• **PROBLEM STATEMENT**
For each line below that holds the word "Showc", make a copy.
───── STORED DATA ─────
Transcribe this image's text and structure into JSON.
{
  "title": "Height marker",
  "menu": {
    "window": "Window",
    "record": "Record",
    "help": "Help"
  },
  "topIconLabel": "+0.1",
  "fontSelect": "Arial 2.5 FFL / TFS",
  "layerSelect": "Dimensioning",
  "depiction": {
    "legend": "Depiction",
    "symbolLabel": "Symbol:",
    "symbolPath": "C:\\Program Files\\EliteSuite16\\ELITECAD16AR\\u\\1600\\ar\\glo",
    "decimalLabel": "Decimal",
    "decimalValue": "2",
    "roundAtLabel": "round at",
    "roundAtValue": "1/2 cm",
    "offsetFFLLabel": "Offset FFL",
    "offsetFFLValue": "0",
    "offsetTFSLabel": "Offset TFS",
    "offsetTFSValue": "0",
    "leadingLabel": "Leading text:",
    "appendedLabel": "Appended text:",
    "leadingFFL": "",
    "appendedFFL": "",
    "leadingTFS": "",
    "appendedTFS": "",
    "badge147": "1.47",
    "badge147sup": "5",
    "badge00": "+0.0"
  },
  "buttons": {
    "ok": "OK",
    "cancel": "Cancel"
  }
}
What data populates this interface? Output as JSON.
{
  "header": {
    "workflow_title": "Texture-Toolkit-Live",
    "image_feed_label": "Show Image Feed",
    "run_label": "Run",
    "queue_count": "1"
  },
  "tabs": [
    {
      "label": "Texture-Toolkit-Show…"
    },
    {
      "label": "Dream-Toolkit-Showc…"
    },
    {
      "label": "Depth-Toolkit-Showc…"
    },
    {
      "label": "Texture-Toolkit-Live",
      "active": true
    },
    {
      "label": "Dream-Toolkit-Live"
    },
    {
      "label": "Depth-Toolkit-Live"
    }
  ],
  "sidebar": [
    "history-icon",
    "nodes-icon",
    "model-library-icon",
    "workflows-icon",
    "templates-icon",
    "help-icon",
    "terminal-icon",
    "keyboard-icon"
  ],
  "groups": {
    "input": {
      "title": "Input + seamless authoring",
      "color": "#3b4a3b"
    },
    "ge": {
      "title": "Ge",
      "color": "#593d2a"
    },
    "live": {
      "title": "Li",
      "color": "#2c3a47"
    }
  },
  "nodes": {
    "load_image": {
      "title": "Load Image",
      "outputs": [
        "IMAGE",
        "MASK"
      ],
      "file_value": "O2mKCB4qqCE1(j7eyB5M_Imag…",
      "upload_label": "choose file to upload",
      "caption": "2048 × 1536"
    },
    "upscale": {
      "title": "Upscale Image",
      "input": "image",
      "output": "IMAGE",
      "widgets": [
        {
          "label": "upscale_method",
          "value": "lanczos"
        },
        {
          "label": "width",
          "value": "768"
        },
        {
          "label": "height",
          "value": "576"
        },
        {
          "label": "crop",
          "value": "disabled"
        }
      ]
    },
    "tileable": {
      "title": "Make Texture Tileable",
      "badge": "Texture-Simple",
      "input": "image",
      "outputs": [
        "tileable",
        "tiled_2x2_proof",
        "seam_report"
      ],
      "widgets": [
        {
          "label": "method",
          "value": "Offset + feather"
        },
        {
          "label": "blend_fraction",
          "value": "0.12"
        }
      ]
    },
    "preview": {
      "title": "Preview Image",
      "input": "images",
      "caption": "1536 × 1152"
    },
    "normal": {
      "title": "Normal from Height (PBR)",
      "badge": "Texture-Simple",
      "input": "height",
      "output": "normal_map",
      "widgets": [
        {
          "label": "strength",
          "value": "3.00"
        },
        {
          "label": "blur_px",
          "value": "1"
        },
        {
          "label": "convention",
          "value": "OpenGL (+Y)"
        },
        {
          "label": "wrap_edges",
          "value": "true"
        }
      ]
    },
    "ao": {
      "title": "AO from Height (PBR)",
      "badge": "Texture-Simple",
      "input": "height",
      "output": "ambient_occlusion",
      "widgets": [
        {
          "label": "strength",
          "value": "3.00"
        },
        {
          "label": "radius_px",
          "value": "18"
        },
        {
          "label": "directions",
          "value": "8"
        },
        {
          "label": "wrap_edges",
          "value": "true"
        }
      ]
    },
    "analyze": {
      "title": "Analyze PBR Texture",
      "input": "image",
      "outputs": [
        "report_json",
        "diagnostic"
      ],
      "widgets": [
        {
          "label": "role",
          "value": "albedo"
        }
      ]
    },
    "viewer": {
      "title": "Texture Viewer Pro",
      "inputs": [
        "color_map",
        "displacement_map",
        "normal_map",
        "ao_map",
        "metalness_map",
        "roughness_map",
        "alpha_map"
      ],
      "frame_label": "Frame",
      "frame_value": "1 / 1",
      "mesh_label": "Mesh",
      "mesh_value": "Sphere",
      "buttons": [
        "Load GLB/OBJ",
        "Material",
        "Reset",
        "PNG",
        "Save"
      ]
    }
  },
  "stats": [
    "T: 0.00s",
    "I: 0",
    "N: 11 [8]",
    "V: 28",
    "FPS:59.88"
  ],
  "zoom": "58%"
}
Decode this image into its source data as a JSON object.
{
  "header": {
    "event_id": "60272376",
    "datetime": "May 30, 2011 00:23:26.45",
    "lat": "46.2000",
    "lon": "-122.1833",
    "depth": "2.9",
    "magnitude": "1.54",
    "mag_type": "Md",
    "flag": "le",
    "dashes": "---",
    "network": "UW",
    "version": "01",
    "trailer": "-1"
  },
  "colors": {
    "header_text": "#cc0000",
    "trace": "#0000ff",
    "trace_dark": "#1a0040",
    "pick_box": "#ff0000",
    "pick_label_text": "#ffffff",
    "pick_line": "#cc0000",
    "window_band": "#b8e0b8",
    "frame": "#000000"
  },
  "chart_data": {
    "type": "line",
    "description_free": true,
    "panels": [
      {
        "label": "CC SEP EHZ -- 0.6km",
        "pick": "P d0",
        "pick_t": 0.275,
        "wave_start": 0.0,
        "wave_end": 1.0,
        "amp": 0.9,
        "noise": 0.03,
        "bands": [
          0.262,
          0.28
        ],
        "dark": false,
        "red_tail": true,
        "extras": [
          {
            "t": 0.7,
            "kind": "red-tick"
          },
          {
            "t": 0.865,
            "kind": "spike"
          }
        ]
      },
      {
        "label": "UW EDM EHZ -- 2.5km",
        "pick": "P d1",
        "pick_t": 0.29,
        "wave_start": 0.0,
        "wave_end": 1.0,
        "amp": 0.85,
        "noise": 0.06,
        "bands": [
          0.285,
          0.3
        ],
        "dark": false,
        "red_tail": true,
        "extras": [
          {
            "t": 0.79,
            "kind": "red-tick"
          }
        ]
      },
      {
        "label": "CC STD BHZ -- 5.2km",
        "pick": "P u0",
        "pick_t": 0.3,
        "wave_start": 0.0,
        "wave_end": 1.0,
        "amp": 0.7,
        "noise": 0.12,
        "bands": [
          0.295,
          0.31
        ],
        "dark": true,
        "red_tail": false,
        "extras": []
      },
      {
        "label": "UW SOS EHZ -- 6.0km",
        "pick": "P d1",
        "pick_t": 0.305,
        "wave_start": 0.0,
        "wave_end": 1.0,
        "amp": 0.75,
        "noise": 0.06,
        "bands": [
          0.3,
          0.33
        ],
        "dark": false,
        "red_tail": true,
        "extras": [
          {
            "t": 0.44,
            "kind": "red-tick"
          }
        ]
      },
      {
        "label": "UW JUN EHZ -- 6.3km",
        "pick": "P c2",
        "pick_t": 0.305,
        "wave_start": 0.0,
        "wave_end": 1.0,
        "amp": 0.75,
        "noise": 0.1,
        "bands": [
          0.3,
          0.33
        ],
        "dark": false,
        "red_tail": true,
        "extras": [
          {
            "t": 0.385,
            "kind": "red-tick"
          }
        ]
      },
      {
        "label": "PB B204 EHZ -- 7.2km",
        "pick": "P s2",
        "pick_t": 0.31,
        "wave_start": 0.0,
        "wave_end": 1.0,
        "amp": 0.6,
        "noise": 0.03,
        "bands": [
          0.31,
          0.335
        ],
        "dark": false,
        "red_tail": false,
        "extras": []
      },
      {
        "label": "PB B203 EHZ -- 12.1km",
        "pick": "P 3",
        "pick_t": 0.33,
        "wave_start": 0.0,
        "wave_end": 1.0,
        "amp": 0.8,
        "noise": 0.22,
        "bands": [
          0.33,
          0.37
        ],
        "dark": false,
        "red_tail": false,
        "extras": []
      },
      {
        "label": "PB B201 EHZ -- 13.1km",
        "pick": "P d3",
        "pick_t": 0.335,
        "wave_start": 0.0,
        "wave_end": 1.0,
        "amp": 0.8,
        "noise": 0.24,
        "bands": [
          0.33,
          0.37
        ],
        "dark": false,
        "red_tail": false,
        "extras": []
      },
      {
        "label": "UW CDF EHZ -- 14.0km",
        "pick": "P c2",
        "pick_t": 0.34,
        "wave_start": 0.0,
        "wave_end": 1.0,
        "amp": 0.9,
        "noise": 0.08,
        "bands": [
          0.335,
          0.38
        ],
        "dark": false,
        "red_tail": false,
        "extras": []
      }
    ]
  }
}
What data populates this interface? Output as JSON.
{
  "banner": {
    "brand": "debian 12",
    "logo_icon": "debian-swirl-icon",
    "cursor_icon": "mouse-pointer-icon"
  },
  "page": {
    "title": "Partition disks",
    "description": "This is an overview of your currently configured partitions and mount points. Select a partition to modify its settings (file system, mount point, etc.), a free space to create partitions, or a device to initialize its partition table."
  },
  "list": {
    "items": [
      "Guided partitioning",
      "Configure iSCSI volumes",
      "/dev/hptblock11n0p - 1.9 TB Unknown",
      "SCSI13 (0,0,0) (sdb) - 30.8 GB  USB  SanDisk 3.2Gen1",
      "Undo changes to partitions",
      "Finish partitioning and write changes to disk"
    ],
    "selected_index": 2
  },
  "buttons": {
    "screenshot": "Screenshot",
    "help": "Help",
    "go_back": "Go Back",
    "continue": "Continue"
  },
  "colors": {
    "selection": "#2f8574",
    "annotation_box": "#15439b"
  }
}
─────
• **TASK RESULT**
      "label": "Dream-Toolkit-Showc…"
      "label": "Depth-Toolkit-Showc…"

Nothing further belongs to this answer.